EXTRACTED MATERIAL:
◇ ◇ ◇ ◇ ◇

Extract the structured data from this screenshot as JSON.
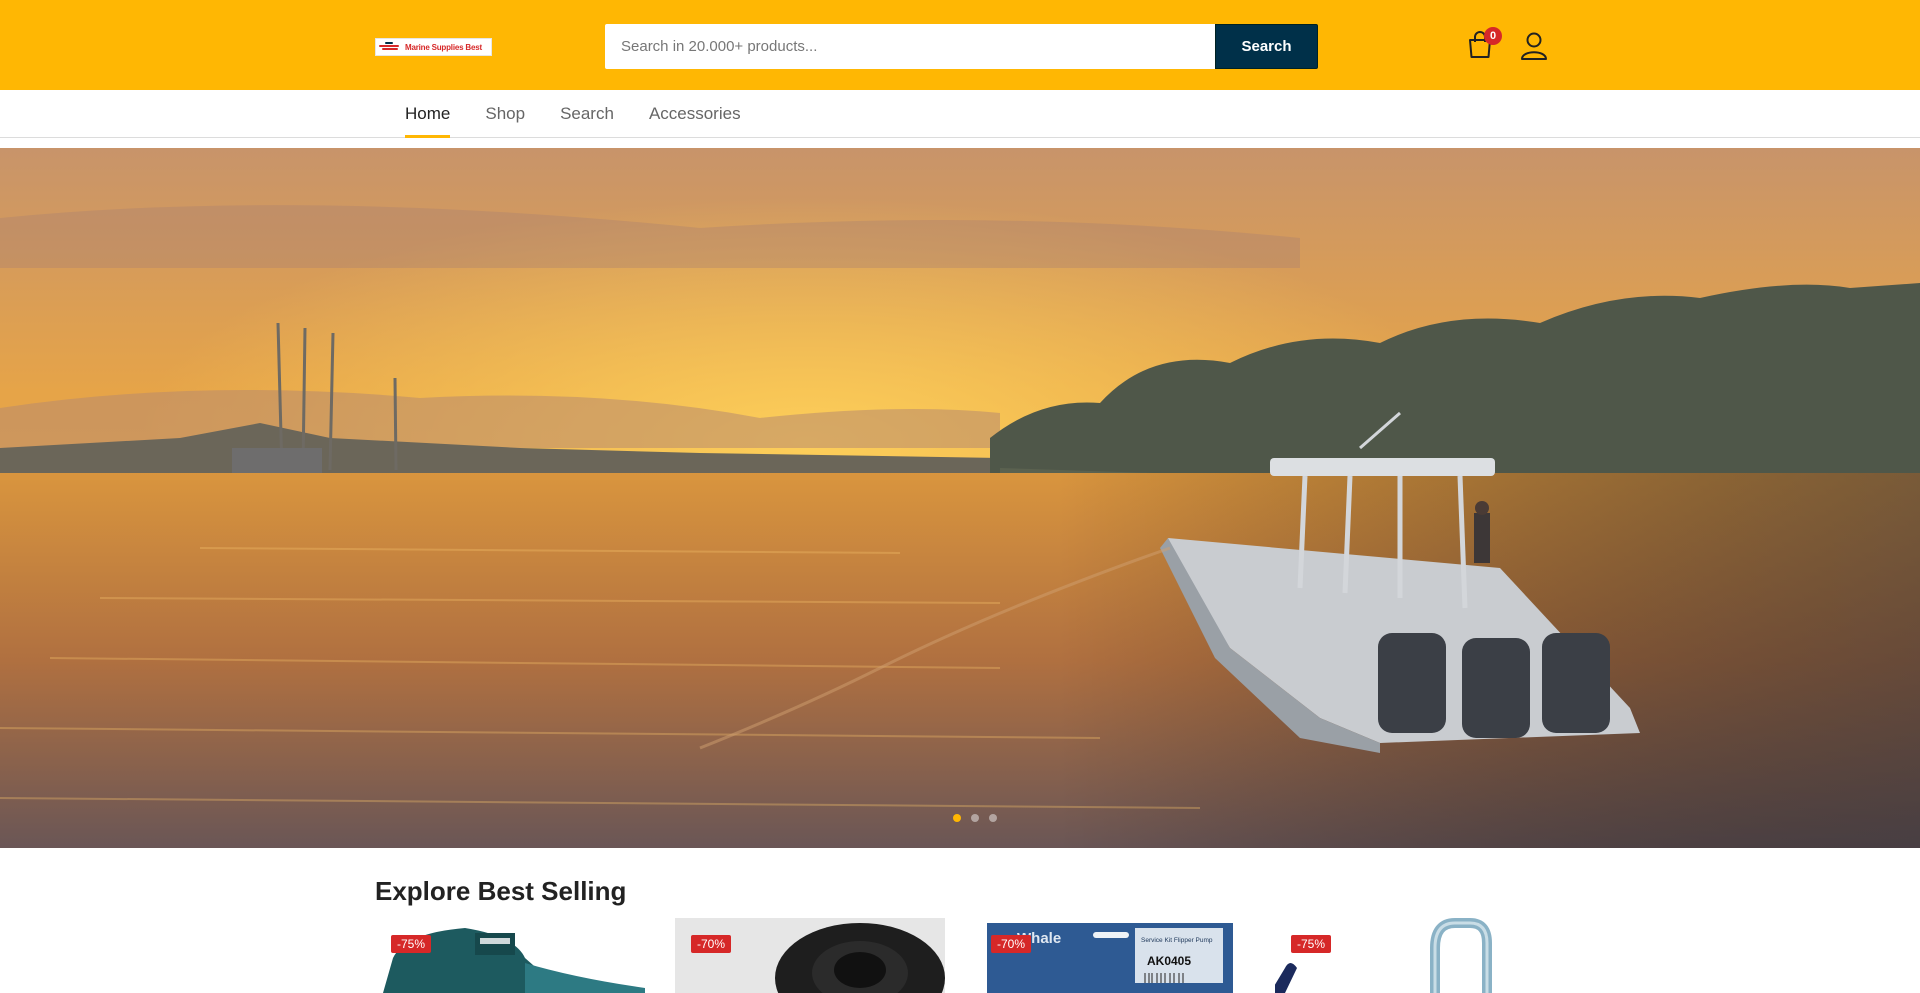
{
  "header": {
    "logo_text": "Marine Supplies Best",
    "search_placeholder": "Search in 20.000+ products...",
    "search_button_label": "Search",
    "cart_count": "0",
    "cart_icon": "shopping-bag-icon",
    "account_icon": "user-icon"
  },
  "nav": {
    "items": [
      {
        "label": "Home",
        "active": true
      },
      {
        "label": "Shop",
        "active": false
      },
      {
        "label": "Search",
        "active": false
      },
      {
        "label": "Accessories",
        "active": false
      }
    ]
  },
  "hero": {
    "slide_count": 3,
    "active_slide": 1
  },
  "best_selling": {
    "title": "Explore Best Selling",
    "products": [
      {
        "discount": "-75%"
      },
      {
        "discount": "-70%"
      },
      {
        "discount": "-70%",
        "brand_text": "Whale",
        "package_text": "Service Kit Flipper Pump",
        "code": "AK0405"
      },
      {
        "discount": "-75%"
      }
    ]
  },
  "colors": {
    "brand_yellow": "#ffb703",
    "search_button": "#003049",
    "badge_red": "#d62828"
  }
}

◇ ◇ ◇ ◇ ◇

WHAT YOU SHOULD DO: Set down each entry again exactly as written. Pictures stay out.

EXERCISE SOLUTION:
Extract the structured data from this screenshot as JSON.
{
  "header": {
    "logo_text": "Marine Supplies Best",
    "search_placeholder": "Search in 20.000+ products...",
    "search_button_label": "Search",
    "cart_count": "0",
    "cart_icon": "shopping-bag-icon",
    "account_icon": "user-icon"
  },
  "nav": {
    "items": [
      {
        "label": "Home",
        "active": true
      },
      {
        "label": "Shop",
        "active": false
      },
      {
        "label": "Search",
        "active": false
      },
      {
        "label": "Accessories",
        "active": false
      }
    ]
  },
  "hero": {
    "slide_count": 3,
    "active_slide": 1
  },
  "best_selling": {
    "title": "Explore Best Selling",
    "products": [
      {
        "discount": "-75%"
      },
      {
        "discount": "-70%"
      },
      {
        "discount": "-70%",
        "brand_text": "Whale",
        "package_text": "Service Kit Flipper Pump",
        "code": "AK0405"
      },
      {
        "discount": "-75%"
      }
    ]
  },
  "colors": {
    "brand_yellow": "#ffb703",
    "search_button": "#003049",
    "badge_red": "#d62828"
  }
}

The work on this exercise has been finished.